[[ Listed records open ]]

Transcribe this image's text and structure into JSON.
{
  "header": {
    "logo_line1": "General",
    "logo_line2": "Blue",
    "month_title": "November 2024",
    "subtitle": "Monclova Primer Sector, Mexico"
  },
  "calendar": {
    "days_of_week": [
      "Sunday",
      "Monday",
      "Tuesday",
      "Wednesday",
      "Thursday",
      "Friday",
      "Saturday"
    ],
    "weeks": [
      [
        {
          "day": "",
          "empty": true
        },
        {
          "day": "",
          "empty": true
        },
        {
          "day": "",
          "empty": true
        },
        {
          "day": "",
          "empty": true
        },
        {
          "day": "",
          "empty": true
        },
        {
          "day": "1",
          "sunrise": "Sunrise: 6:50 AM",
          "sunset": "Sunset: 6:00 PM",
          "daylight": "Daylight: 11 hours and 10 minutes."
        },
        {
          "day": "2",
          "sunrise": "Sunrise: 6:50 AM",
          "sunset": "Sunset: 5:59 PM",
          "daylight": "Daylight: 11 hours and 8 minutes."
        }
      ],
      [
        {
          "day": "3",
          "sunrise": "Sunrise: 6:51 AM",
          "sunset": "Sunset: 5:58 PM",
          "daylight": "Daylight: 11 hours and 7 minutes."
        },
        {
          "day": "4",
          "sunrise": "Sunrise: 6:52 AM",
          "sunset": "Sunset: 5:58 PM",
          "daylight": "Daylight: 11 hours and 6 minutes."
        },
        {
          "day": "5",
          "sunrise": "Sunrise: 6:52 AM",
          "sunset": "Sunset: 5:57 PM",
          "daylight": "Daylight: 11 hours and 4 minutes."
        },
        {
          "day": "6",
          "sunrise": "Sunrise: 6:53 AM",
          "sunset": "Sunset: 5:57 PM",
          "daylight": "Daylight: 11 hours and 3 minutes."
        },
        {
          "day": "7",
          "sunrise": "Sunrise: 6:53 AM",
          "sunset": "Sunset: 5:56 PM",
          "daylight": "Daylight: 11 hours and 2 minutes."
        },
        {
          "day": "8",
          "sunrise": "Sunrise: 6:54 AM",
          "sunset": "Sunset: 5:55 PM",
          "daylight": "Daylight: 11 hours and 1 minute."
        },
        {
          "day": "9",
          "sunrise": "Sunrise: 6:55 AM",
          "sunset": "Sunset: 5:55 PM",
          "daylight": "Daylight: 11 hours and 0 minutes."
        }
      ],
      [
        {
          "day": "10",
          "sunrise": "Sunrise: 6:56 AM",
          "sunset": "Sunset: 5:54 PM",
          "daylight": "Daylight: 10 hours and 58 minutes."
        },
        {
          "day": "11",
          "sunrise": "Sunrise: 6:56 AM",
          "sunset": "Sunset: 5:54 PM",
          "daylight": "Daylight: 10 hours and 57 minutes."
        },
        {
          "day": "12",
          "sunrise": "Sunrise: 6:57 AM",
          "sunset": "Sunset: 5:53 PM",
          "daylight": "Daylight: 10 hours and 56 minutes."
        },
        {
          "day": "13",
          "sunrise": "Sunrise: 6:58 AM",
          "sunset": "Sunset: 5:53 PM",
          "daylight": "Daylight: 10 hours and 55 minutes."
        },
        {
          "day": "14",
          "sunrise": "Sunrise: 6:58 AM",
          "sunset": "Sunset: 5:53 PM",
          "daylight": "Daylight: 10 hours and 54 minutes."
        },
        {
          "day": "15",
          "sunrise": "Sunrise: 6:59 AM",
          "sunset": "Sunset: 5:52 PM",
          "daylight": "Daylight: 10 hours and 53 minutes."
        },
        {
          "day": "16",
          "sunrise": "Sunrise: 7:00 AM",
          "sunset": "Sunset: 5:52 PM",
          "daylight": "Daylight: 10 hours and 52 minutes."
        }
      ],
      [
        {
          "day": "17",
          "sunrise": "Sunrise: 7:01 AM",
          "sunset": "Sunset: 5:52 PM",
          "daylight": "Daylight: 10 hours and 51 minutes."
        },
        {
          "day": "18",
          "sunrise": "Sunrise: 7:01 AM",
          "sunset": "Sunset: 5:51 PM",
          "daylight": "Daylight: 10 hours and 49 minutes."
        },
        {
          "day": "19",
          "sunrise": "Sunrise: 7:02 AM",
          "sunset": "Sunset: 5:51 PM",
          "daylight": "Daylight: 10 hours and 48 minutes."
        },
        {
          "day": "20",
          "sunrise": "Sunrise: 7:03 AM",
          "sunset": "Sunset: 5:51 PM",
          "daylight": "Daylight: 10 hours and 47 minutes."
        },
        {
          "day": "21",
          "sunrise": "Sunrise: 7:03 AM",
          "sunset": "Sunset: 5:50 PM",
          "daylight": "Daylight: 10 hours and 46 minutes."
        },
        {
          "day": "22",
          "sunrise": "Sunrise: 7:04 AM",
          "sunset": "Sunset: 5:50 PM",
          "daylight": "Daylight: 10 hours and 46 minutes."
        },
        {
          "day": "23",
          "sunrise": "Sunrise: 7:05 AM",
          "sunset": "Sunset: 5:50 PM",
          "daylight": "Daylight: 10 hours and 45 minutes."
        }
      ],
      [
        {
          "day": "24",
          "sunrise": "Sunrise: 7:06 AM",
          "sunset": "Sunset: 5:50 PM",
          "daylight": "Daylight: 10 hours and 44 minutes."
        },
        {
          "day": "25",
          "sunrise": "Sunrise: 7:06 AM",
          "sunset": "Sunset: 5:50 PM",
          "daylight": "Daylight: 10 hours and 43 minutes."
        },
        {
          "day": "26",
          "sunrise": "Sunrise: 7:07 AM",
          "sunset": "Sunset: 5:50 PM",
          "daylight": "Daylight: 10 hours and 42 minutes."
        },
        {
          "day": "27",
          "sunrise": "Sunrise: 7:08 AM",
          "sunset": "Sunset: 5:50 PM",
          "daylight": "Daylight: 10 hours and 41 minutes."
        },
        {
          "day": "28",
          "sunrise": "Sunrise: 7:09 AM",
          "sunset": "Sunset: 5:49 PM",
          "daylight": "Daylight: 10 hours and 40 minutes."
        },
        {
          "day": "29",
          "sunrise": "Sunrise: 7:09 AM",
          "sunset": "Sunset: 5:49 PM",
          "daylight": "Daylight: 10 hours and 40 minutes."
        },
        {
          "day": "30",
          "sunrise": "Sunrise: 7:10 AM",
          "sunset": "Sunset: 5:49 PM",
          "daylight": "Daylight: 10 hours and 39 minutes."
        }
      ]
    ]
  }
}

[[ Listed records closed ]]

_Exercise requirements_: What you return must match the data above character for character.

_Result of the exercise_:
Transcribe this image's text and structure into JSON.
{
  "header": {
    "logo_line1": "General",
    "logo_line2": "Blue",
    "month_title": "November 2024",
    "subtitle": "Monclova Primer Sector, Mexico"
  },
  "calendar": {
    "days_of_week": [
      "Sunday",
      "Monday",
      "Tuesday",
      "Wednesday",
      "Thursday",
      "Friday",
      "Saturday"
    ],
    "weeks": [
      [
        {
          "day": "",
          "empty": true
        },
        {
          "day": "",
          "empty": true
        },
        {
          "day": "",
          "empty": true
        },
        {
          "day": "",
          "empty": true
        },
        {
          "day": "",
          "empty": true
        },
        {
          "day": "1",
          "sunrise": "Sunrise: 6:50 AM",
          "sunset": "Sunset: 6:00 PM",
          "daylight": "Daylight: 11 hours and 10 minutes."
        },
        {
          "day": "2",
          "sunrise": "Sunrise: 6:50 AM",
          "sunset": "Sunset: 5:59 PM",
          "daylight": "Daylight: 11 hours and 8 minutes."
        }
      ],
      [
        {
          "day": "3",
          "sunrise": "Sunrise: 6:51 AM",
          "sunset": "Sunset: 5:58 PM",
          "daylight": "Daylight: 11 hours and 7 minutes."
        },
        {
          "day": "4",
          "sunrise": "Sunrise: 6:52 AM",
          "sunset": "Sunset: 5:58 PM",
          "daylight": "Daylight: 11 hours and 6 minutes."
        },
        {
          "day": "5",
          "sunrise": "Sunrise: 6:52 AM",
          "sunset": "Sunset: 5:57 PM",
          "daylight": "Daylight: 11 hours and 4 minutes."
        },
        {
          "day": "6",
          "sunrise": "Sunrise: 6:53 AM",
          "sunset": "Sunset: 5:57 PM",
          "daylight": "Daylight: 11 hours and 3 minutes."
        },
        {
          "day": "7",
          "sunrise": "Sunrise: 6:53 AM",
          "sunset": "Sunset: 5:56 PM",
          "daylight": "Daylight: 11 hours and 2 minutes."
        },
        {
          "day": "8",
          "sunrise": "Sunrise: 6:54 AM",
          "sunset": "Sunset: 5:55 PM",
          "daylight": "Daylight: 11 hours and 1 minute."
        },
        {
          "day": "9",
          "sunrise": "Sunrise: 6:55 AM",
          "sunset": "Sunset: 5:55 PM",
          "daylight": "Daylight: 11 hours and 0 minutes."
        }
      ],
      [
        {
          "day": "10",
          "sunrise": "Sunrise: 6:56 AM",
          "sunset": "Sunset: 5:54 PM",
          "daylight": "Daylight: 10 hours and 58 minutes."
        },
        {
          "day": "11",
          "sunrise": "Sunrise: 6:56 AM",
          "sunset": "Sunset: 5:54 PM",
          "daylight": "Daylight: 10 hours and 57 minutes."
        },
        {
          "day": "12",
          "sunrise": "Sunrise: 6:57 AM",
          "sunset": "Sunset: 5:53 PM",
          "daylight": "Daylight: 10 hours and 56 minutes."
        },
        {
          "day": "13",
          "sunrise": "Sunrise: 6:58 AM",
          "sunset": "Sunset: 5:53 PM",
          "daylight": "Daylight: 10 hours and 55 minutes."
        },
        {
          "day": "14",
          "sunrise": "Sunrise: 6:58 AM",
          "sunset": "Sunset: 5:53 PM",
          "daylight": "Daylight: 10 hours and 54 minutes."
        },
        {
          "day": "15",
          "sunrise": "Sunrise: 6:59 AM",
          "sunset": "Sunset: 5:52 PM",
          "daylight": "Daylight: 10 hours and 53 minutes."
        },
        {
          "day": "16",
          "sunrise": "Sunrise: 7:00 AM",
          "sunset": "Sunset: 5:52 PM",
          "daylight": "Daylight: 10 hours and 52 minutes."
        }
      ],
      [
        {
          "day": "17",
          "sunrise": "Sunrise: 7:01 AM",
          "sunset": "Sunset: 5:52 PM",
          "daylight": "Daylight: 10 hours and 51 minutes."
        },
        {
          "day": "18",
          "sunrise": "Sunrise: 7:01 AM",
          "sunset": "Sunset: 5:51 PM",
          "daylight": "Daylight: 10 hours and 49 minutes."
        },
        {
          "day": "19",
          "sunrise": "Sunrise: 7:02 AM",
          "sunset": "Sunset: 5:51 PM",
          "daylight": "Daylight: 10 hours and 48 minutes."
        },
        {
          "day": "20",
          "sunrise": "Sunrise: 7:03 AM",
          "sunset": "Sunset: 5:51 PM",
          "daylight": "Daylight: 10 hours and 47 minutes."
        },
        {
          "day": "21",
          "sunrise": "Sunrise: 7:03 AM",
          "sunset": "Sunset: 5:50 PM",
          "daylight": "Daylight: 10 hours and 46 minutes."
        },
        {
          "day": "22",
          "sunrise": "Sunrise: 7:04 AM",
          "sunset": "Sunset: 5:50 PM",
          "daylight": "Daylight: 10 hours and 46 minutes."
        },
        {
          "day": "23",
          "sunrise": "Sunrise: 7:05 AM",
          "sunset": "Sunset: 5:50 PM",
          "daylight": "Daylight: 10 hours and 45 minutes."
        }
      ],
      [
        {
          "day": "24",
          "sunrise": "Sunrise: 7:06 AM",
          "sunset": "Sunset: 5:50 PM",
          "daylight": "Daylight: 10 hours and 44 minutes."
        },
        {
          "day": "25",
          "sunrise": "Sunrise: 7:06 AM",
          "sunset": "Sunset: 5:50 PM",
          "daylight": "Daylight: 10 hours and 43 minutes."
        },
        {
          "day": "26",
          "sunrise": "Sunrise: 7:07 AM",
          "sunset": "Sunset: 5:50 PM",
          "daylight": "Daylight: 10 hours and 42 minutes."
        },
        {
          "day": "27",
          "sunrise": "Sunrise: 7:08 AM",
          "sunset": "Sunset: 5:50 PM",
          "daylight": "Daylight: 10 hours and 41 minutes."
        },
        {
          "day": "28",
          "sunrise": "Sunrise: 7:09 AM",
          "sunset": "Sunset: 5:49 PM",
          "daylight": "Daylight: 10 hours and 40 minutes."
        },
        {
          "day": "29",
          "sunrise": "Sunrise: 7:09 AM",
          "sunset": "Sunset: 5:49 PM",
          "daylight": "Daylight: 10 hours and 40 minutes."
        },
        {
          "day": "30",
          "sunrise": "Sunrise: 7:10 AM",
          "sunset": "Sunset: 5:49 PM",
          "daylight": "Daylight: 10 hours and 39 minutes."
        }
      ]
    ]
  }
}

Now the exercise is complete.